··· The data

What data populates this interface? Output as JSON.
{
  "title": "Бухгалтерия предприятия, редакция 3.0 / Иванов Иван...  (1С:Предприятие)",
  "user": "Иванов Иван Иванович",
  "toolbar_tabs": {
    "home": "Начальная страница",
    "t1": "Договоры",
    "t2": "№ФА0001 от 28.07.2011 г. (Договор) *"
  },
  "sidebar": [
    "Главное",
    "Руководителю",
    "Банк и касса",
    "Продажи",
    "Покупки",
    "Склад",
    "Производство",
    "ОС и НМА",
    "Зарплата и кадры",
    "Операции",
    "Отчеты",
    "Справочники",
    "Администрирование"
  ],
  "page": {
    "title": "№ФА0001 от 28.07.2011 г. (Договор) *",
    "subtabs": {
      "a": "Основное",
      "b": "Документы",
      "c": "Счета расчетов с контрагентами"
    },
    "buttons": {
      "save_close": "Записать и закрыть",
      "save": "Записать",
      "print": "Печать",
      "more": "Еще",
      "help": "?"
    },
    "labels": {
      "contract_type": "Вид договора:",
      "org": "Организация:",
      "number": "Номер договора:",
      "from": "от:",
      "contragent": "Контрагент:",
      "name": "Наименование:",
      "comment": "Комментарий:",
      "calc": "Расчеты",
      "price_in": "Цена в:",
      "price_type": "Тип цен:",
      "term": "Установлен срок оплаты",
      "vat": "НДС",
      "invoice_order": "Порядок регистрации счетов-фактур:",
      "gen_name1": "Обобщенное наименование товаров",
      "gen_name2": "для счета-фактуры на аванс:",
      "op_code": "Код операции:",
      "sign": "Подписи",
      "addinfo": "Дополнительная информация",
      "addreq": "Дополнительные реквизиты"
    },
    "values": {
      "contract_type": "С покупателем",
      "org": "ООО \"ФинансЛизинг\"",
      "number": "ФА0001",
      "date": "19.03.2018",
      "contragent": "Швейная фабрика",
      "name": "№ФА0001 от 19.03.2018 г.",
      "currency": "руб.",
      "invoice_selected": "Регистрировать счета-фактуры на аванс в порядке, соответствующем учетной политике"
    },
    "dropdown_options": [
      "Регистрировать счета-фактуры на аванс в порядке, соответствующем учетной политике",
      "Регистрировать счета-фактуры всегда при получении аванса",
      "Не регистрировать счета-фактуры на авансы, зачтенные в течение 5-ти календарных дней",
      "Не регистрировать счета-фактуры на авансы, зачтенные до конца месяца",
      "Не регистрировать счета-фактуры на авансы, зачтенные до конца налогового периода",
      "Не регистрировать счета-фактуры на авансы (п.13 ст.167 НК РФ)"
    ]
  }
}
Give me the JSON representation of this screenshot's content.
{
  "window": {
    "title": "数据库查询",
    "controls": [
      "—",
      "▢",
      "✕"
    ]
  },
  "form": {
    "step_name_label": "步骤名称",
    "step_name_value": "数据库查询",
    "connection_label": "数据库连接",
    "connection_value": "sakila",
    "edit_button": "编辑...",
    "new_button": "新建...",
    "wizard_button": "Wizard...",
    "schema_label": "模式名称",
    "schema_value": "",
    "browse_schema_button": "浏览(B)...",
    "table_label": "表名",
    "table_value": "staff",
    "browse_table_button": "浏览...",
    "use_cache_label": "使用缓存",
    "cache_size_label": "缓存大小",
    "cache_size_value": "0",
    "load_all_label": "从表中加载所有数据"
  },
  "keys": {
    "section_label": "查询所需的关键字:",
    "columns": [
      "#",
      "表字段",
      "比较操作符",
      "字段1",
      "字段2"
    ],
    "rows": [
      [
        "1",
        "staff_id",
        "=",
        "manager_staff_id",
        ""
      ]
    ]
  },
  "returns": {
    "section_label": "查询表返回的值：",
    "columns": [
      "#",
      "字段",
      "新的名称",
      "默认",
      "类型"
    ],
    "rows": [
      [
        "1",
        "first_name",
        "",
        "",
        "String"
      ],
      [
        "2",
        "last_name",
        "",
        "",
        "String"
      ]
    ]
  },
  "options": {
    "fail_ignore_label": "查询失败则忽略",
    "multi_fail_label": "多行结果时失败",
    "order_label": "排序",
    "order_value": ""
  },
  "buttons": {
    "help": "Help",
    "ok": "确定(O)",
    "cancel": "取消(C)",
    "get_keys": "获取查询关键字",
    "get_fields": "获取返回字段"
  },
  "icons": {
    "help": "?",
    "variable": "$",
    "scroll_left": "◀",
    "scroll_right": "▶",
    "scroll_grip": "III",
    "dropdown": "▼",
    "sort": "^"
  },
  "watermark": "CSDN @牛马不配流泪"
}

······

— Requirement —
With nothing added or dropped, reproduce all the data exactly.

— Your solution —
What data populates this interface? Output as JSON.
{
  "title": "Бухгалтерия предприятия, редакция 3.0 / Иванов Иван...  (1С:Предприятие)",
  "user": "Иванов Иван Иванович",
  "toolbar_tabs": {
    "home": "Начальная страница",
    "t1": "Договоры",
    "t2": "№ФА0001 от 28.07.2011 г. (Договор) *"
  },
  "sidebar": [
    "Главное",
    "Руководителю",
    "Банк и касса",
    "Продажи",
    "Покупки",
    "Склад",
    "Производство",
    "ОС и НМА",
    "Зарплата и кадры",
    "Операции",
    "Отчеты",
    "Справочники",
    "Администрирование"
  ],
  "page": {
    "title": "№ФА0001 от 28.07.2011 г. (Договор) *",
    "subtabs": {
      "a": "Основное",
      "b": "Документы",
      "c": "Счета расчетов с контрагентами"
    },
    "buttons": {
      "save_close": "Записать и закрыть",
      "save": "Записать",
      "print": "Печать",
      "more": "Еще",
      "help": "?"
    },
    "labels": {
      "contract_type": "Вид договора:",
      "org": "Организация:",
      "number": "Номер договора:",
      "from": "от:",
      "contragent": "Контрагент:",
      "name": "Наименование:",
      "comment": "Комментарий:",
      "calc": "Расчеты",
      "price_in": "Цена в:",
      "price_type": "Тип цен:",
      "term": "Установлен срок оплаты",
      "vat": "НДС",
      "invoice_order": "Порядок регистрации счетов-фактур:",
      "gen_name1": "Обобщенное наименование товаров",
      "gen_name2": "для счета-фактуры на аванс:",
      "op_code": "Код операции:",
      "sign": "Подписи",
      "addinfo": "Дополнительная информация",
      "addreq": "Дополнительные реквизиты"
    },
    "values": {
      "contract_type": "С покупателем",
      "org": "ООО \"ФинансЛизинг\"",
      "number": "ФА0001",
      "date": "19.03.2018",
      "contragent": "Швейная фабрика",
      "name": "№ФА0001 от 19.03.2018 г.",
      "currency": "руб.",
      "invoice_selected": "Регистрировать счета-фактуры на аванс в порядке, соответствующем учетной политике"
    },
    "dropdown_options": [
      "Регистрировать счета-фактуры на аванс в порядке, соответствующем учетной политике",
      "Регистрировать счета-фактуры всегда при получении аванса",
      "Не регистрировать счета-фактуры на авансы, зачтенные в течение 5-ти календарных дней",
      "Не регистрировать счета-фактуры на авансы, зачтенные до конца месяца",
      "Не регистрировать счета-фактуры на авансы, зачтенные до конца налогового периода",
      "Не регистрировать счета-фактуры на авансы (п.13 ст.167 НК РФ)"
    ]
  }
}
Give me the JSON representation of this screenshot's content.
{
  "window": {
    "title": "数据库查询",
    "controls": [
      "—",
      "▢",
      "✕"
    ]
  },
  "form": {
    "step_name_label": "步骤名称",
    "step_name_value": "数据库查询",
    "connection_label": "数据库连接",
    "connection_value": "sakila",
    "edit_button": "编辑...",
    "new_button": "新建...",
    "wizard_button": "Wizard...",
    "schema_label": "模式名称",
    "schema_value": "",
    "browse_schema_button": "浏览(B)...",
    "table_label": "表名",
    "table_value": "staff",
    "browse_table_button": "浏览...",
    "use_cache_label": "使用缓存",
    "cache_size_label": "缓存大小",
    "cache_size_value": "0",
    "load_all_label": "从表中加载所有数据"
  },
  "keys": {
    "section_label": "查询所需的关键字:",
    "columns": [
      "#",
      "表字段",
      "比较操作符",
      "字段1",
      "字段2"
    ],
    "rows": [
      [
        "1",
        "staff_id",
        "=",
        "manager_staff_id",
        ""
      ]
    ]
  },
  "returns": {
    "section_label": "查询表返回的值：",
    "columns": [
      "#",
      "字段",
      "新的名称",
      "默认",
      "类型"
    ],
    "rows": [
      [
        "1",
        "first_name",
        "",
        "",
        "String"
      ],
      [
        "2",
        "last_name",
        "",
        "",
        "String"
      ]
    ]
  },
  "options": {
    "fail_ignore_label": "查询失败则忽略",
    "multi_fail_label": "多行结果时失败",
    "order_label": "排序",
    "order_value": ""
  },
  "buttons": {
    "help": "Help",
    "ok": "确定(O)",
    "cancel": "取消(C)",
    "get_keys": "获取查询关键字",
    "get_fields": "获取返回字段"
  },
  "icons": {
    "help": "?",
    "variable": "$",
    "scroll_left": "◀",
    "scroll_right": "▶",
    "scroll_grip": "III",
    "dropdown": "▼",
    "sort": "^"
  },
  "watermark": "CSDN @牛马不配流泪"
}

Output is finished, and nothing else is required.